If the WMB/BWP JV does not work out there will be trouble. WMB got into a deal with APL a few years ago in Marcellus and APL couldn't honor its commitments in a timely manner. Chevron bought out APL's interest for a pretty penny that turned out to be too much paid for it.
What catalyst am I looking for? I want Loews out of the MLP business. Better for BWP to be run by a GP that is completely devoted to energy infrastructure rather than Loews for which BWP is incidental to the whole of Loews conglomerate.

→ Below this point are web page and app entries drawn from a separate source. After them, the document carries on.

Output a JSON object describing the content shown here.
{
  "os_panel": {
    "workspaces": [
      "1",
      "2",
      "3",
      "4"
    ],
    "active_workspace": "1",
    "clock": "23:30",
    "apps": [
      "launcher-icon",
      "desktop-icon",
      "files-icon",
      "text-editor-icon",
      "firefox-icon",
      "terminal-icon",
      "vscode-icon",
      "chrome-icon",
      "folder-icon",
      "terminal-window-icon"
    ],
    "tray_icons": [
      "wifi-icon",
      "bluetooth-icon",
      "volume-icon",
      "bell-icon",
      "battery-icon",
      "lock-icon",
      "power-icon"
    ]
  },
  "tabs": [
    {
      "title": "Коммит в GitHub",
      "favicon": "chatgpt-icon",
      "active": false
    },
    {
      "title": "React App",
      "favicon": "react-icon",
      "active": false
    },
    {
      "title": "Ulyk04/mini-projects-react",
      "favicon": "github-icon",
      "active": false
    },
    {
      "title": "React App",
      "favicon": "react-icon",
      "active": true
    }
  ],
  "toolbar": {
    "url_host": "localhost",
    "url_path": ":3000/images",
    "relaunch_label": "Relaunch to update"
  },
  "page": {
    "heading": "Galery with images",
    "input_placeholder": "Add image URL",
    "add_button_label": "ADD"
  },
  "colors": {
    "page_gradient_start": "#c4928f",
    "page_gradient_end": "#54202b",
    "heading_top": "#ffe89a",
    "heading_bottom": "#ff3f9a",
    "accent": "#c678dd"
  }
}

Loews needs to get out of BWP. Its time for a new GP to get involved that spends all of its time focused on the energy infrastructure business. Look for a catalyst is all you can do if you decide to stay in. I never owned BWP because I felt Loews has never been in the business of running this MLP with a solid long term growth path. The recent drop as a prelude and today's drop is proof perfect that an MLP cannot stand in place forever.
BWP hasn't developed a decent growth strategy for several years. Now things get interesting if BWP can initiate growth after the distribution cut. APL and XTEX were two MLPs that had to do the distribution cut thing and both have emerged from that mess to reward shareholders who either stuck it out or got in after the cut. I was never in BWP but I will be looking for an entry point which IMO should be some announcement that would translate into future growth and in time a restoration of a more normalized dcf/distribution level.